Artemis is devious in different ways than either Harry Potter or Bobby Pendragon (two of my other fantasy heroes of this genre). Artemis is not a good guy. He is basically a criminal and all of his family are criminals, but still you have to feel sorry for him. His mother is nuts, and his father is God knows where (maybe even dead in Russia). That's a lot of strain to put on a 12-year-old mind (even a genius 12-year-old mind).
The story begins when Artemis is trying to track down a fairy. Yes, I said fairy. He finds one and the reader discovers that fairies and other mythical creatures have been driven underground by the encroachment of mud people (that's us). They don't really like us very much as a result of this and find the idea that a 12-year-old boy has discovered their secret world somewhat abhorrent.
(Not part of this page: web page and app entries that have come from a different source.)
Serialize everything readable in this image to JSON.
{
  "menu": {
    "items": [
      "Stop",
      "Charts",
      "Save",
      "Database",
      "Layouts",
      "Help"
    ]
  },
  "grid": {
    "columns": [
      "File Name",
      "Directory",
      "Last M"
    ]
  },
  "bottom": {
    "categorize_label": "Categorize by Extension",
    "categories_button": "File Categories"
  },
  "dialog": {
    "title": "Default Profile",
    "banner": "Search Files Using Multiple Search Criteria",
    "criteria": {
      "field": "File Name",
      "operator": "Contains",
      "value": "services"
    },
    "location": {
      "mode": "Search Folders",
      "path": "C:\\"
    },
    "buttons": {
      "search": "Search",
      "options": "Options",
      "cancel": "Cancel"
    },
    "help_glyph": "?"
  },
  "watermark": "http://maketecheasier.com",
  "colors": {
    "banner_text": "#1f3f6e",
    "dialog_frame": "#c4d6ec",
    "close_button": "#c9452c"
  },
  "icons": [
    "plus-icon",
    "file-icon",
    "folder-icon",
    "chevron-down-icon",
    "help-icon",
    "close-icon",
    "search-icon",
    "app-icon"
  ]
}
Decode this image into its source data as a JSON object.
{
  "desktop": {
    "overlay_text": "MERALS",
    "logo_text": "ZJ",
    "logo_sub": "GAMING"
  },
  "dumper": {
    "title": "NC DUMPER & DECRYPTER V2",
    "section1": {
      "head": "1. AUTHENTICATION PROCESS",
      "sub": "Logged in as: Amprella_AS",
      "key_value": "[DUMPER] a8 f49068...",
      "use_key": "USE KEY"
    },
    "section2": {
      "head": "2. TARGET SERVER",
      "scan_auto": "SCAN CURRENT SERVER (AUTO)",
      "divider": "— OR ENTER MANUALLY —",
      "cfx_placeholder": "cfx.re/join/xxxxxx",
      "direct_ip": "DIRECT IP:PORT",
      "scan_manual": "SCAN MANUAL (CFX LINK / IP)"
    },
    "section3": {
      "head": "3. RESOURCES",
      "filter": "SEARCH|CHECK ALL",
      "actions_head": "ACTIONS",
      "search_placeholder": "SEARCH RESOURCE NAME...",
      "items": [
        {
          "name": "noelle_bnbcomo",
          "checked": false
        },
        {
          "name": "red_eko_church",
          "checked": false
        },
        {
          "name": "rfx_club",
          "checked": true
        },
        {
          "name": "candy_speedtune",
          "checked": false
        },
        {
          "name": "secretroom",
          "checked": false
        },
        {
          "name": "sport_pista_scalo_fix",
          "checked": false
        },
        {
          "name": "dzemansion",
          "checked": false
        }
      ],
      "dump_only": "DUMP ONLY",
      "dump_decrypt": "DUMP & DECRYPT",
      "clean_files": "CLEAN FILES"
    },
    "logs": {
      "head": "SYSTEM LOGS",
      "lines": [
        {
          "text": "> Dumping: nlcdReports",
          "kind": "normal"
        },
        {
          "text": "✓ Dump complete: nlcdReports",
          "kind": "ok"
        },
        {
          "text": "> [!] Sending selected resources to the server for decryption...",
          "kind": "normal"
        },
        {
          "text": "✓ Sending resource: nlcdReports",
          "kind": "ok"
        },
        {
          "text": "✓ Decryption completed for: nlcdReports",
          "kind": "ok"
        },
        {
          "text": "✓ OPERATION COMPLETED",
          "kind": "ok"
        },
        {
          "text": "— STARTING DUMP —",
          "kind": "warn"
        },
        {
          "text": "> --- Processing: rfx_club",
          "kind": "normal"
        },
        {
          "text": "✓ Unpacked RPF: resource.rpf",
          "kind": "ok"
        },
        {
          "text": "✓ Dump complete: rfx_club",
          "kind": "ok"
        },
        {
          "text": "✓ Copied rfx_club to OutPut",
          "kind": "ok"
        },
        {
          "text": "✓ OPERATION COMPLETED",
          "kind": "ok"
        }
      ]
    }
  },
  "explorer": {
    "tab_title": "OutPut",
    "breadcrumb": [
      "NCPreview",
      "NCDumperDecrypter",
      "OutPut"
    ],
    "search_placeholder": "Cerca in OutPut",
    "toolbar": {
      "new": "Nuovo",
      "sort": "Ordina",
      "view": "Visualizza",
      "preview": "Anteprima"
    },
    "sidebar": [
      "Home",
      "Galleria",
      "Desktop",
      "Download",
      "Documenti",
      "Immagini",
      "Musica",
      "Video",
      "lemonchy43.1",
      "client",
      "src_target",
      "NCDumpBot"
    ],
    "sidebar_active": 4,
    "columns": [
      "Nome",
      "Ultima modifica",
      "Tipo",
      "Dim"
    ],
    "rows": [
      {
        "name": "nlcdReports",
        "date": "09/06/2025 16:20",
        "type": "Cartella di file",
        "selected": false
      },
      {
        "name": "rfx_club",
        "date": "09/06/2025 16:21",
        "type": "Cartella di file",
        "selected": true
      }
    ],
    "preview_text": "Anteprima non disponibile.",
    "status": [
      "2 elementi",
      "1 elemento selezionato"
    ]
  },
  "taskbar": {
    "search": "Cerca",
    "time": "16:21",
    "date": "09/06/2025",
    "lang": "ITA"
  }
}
But, Artemis doesn't care. He kidnaps a fairy LEP officer (think police but with magical powers) and sends the whole fairy world into an uproar.
I'd rate this book an 8.5 out of 10. I'm pleased to report that children are not seen as stupid in this book. And neither are women or girls. Why is it that science fiction is one of the main genres where those two things seem to happen regularly? In standard fiction, everyone below voting age is as likely to be as dumb as a post and women are always waiting for someone to rescue them. What's up with that?
This book is also a very quick read. Five discs unabridged on audio book. I think it's good for all ages. I enjoyed it, and I'm obviously not 12 anymore. But, then again, this is my kind of thing. Try it. Perhaps it's yours too.